Planes Trains and Budgetmobiles
By now we’ve all heard of Obama’s massive planned public works projects, a throwback to the days when infrastructure development could serve as a short-ticket to job creation and economic stimulus. There are, no doubt, certain problems with the concept (not everybody who’s lost their job in this recession is qualified for, or even desirous of, a 9 to 5 resurfacing the interstate), but reinvesting in our federal infrastructure is never a bad idea. As the fourth-republic budget gets gnashed through the gears of Congress, why don’t we hear anybody talking about railroads?
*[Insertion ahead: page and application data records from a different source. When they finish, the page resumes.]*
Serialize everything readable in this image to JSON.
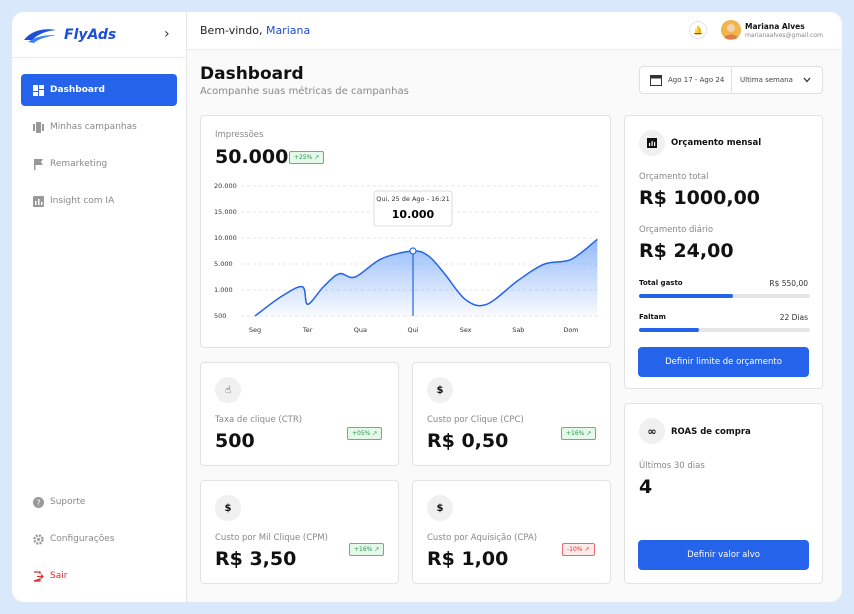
{
  "brand": {
    "name": "FlyAds"
  },
  "sidebar": {
    "items": [
      {
        "label": "Dashboard"
      },
      {
        "label": "Minhas campanhas"
      },
      {
        "label": "Remarketing"
      },
      {
        "label": "Insight com IA"
      }
    ],
    "bottom": [
      {
        "label": "Suporte"
      },
      {
        "label": "Configurações"
      },
      {
        "label": "Sair"
      }
    ]
  },
  "topbar": {
    "welcome": "Bem-vindo,",
    "user_first": "Mariana",
    "user_name": "Mariana Alves",
    "user_email": "marianaalves@gmail.com"
  },
  "header": {
    "title": "Dashboard",
    "subtitle": "Acompanhe suas métricas de campanhas"
  },
  "date_filter": {
    "range": "Ago 17 - Ago 24",
    "period": "Ultima semana"
  },
  "impressions": {
    "label": "Impressões",
    "value": "50.000",
    "badge": "+25%"
  },
  "chart_data": {
    "type": "area",
    "categories": [
      "Seg",
      "Ter",
      "Qua",
      "Qui",
      "Sex",
      "Sab",
      "Dom"
    ],
    "ylim": [
      0,
      20000
    ],
    "yticks": [
      "20.000",
      "15.000",
      "10.000",
      "5.000",
      "1.000",
      "500"
    ],
    "x": [
      0,
      0.5,
      0.9,
      1.0,
      1.3,
      1.6,
      1.9,
      2.4,
      3.0,
      3.3,
      3.6,
      4.0,
      4.4,
      5.0,
      5.5,
      6.0,
      6.5
    ],
    "values": [
      0,
      3000,
      4500,
      1800,
      4500,
      6500,
      6000,
      8800,
      10000,
      9200,
      6500,
      2500,
      1800,
      5500,
      8000,
      8700,
      11800
    ],
    "tooltip": {
      "date": "Qui, 25 de Ago - 16:21",
      "value": "10.000",
      "x": 3.0
    }
  },
  "metrics": [
    {
      "label": "Taxa de clique (CTR)",
      "value": "500",
      "badge": "+05%",
      "trend": "up",
      "icon": "pointer-hand-icon"
    },
    {
      "label": "Custo por Clique (CPC)",
      "value": "R$ 0,50",
      "badge": "+16%",
      "trend": "up",
      "icon": "dollar-icon"
    },
    {
      "label": "Custo por Mil  Clique (CPM)",
      "value": "R$ 3,50",
      "badge": "+16%",
      "trend": "up",
      "icon": "dollar-icon"
    },
    {
      "label": "Custo por Aquisição (CPA)",
      "value": "R$ 1,00",
      "badge": "-10%",
      "trend": "down",
      "icon": "dollar-icon"
    }
  ],
  "budget": {
    "title": "Orçamento  mensal",
    "total_label": "Orçamento total",
    "total_value": "R$ 1000,00",
    "daily_label": "Orçamento diário",
    "daily_value": "R$ 24,00",
    "spent_label": "Total gasto",
    "spent_value": "R$  550,00",
    "spent_fraction": 0.55,
    "remaining_label": "Faltam",
    "remaining_value": "22 Dias",
    "remaining_fraction": 0.35,
    "button": "Definir limite de orçamento"
  },
  "roas": {
    "title": "ROAS de compra",
    "label": "Últimos 30 dias",
    "value": "4",
    "button": "Definir valor alvo"
  },
  "colors": {
    "accent": "#2563eb",
    "positive": "#1f9d48",
    "negative": "#d33333"
  }
}
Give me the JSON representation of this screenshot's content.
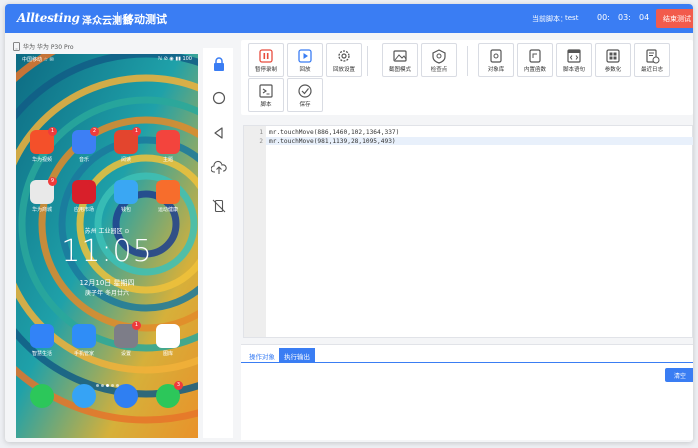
{
  "header": {
    "logo": "Alltesting",
    "logo_sub": "泽众云测试",
    "module": "移动测试",
    "script_label": "当前脚本：",
    "script_name": "test",
    "timer": [
      "00:",
      "03:",
      "04"
    ],
    "end_button": "结束测试"
  },
  "device": {
    "name": "华为 华为 P30 Pro"
  },
  "phone": {
    "status_left": "中国移动 ☆ ✉",
    "status_right": "ℕ ⊘ ◉ ▮▮ 100",
    "apps": [
      {
        "label": "华为视频",
        "badge": "1",
        "color": "#f4502a"
      },
      {
        "label": "音乐",
        "badge": "2",
        "color": "#3d7ff5"
      },
      {
        "label": "阅读",
        "badge": "1",
        "color": "#e3452e"
      },
      {
        "label": "主题",
        "badge": "",
        "color": "#f3443d"
      },
      {
        "label": "华为商城",
        "badge": "9",
        "color": "#e9e9e9"
      },
      {
        "label": "应用市场",
        "badge": "",
        "color": "#d81f2a"
      },
      {
        "label": "钱包",
        "badge": "",
        "color": "#3aa7f3"
      },
      {
        "label": "运动健康",
        "badge": "",
        "color": "#f76d2c"
      },
      {
        "label": "智慧生活",
        "badge": "",
        "color": "#3283f7"
      },
      {
        "label": "手机管家",
        "badge": "",
        "color": "#2f8df7"
      },
      {
        "label": "设置",
        "badge": "1",
        "color": "#7d7d88"
      },
      {
        "label": "图库",
        "badge": "",
        "color": "#ffffff"
      },
      {
        "label": "",
        "badge": "",
        "color": "#2cc75a"
      },
      {
        "label": "",
        "badge": "",
        "color": "#36a3f5"
      },
      {
        "label": "",
        "badge": "",
        "color": "#2f7ff2"
      },
      {
        "label": "",
        "badge": "3",
        "color": "#2cc75a"
      }
    ],
    "clock_location": "苏州 工业园区 ⊙",
    "clock_time": "11:05",
    "clock_date": "12月10日 星期四",
    "clock_lunar": "庚子年 冬月廿六"
  },
  "toolbar": {
    "buttons": [
      {
        "label": "暂停录制",
        "icon": "pause-icon"
      },
      {
        "label": "回放",
        "icon": "play-icon"
      },
      {
        "label": "回放设置",
        "icon": "gear-icon"
      },
      {
        "label": "截图模式",
        "icon": "image-icon"
      },
      {
        "label": "检查点",
        "icon": "checkpoint-icon"
      },
      {
        "label": "对象库",
        "icon": "object-icon"
      },
      {
        "label": "内置函数",
        "icon": "function-icon"
      },
      {
        "label": "脚本语句",
        "icon": "code-icon"
      },
      {
        "label": "参数化",
        "icon": "param-icon"
      },
      {
        "label": "最近日志",
        "icon": "log-icon"
      },
      {
        "label": "脚本",
        "icon": "terminal-icon"
      },
      {
        "label": "保存",
        "icon": "save-icon"
      }
    ]
  },
  "editor": {
    "lines": [
      {
        "no": "1",
        "text": "mr.touchMove(886,1460,102,1364,337)"
      },
      {
        "no": "2",
        "text": "mr.touchMove(981,1139,28,1095,493)"
      }
    ]
  },
  "bottom": {
    "tab_objects": "操作对象",
    "tab_output": "执行输出",
    "clear_button": "清空"
  },
  "colors": {
    "accent": "#3a7df3",
    "danger": "#f25b4c"
  }
}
For an administration that conceits to taking carbon budgeting seriously and promises higher efficiency transportation, the development of viable, short-range, light rail system in densely populated corners of the country seems like a no-brainer. Rail travel is cleaner and cheaper than car or plane travel; and in the age of hours-long waits at major airports and mind-numbing tarmac delays, may even save time over short-range flights. Think of it this way: To fly from New York to Boston or from L.A. to S.F., you’re already spending upwards of 400% more time at the airport than in the air. What if you could make the trip in an essentially equivalent amount of time, but without dealing with lines, embarrassing pat-downs, late planes, uncomfortable seats and restrictive baggage requirements. Moreover, you could skip the endless hassle of scouring the internet for deals and getting gouged with hidden taxes. Plus it would be cheaper.
Naturally, America is just too big to incorporate the kind of large-scale railroad system that we see in western europe, but certain regions are certainly dense enough to support rail networks which aspire to more that the “extended suburb” service of trains like the Long Island Railroad. Rerouting travel from car or plane to train would not only increase energy efficiency in general, but would also reduce our reliance on oil, since trains could be powered using electricity, which is centrally produced at power plants (themselves a great candidate for green upgrades).
Obama plans to earmark $675-775 billion in stimulus funds. He wants to create 3 million new jobs. The money and manpower are waiting in the wings. Lets ask our favorite new reformer for a real change in the American transportation sector.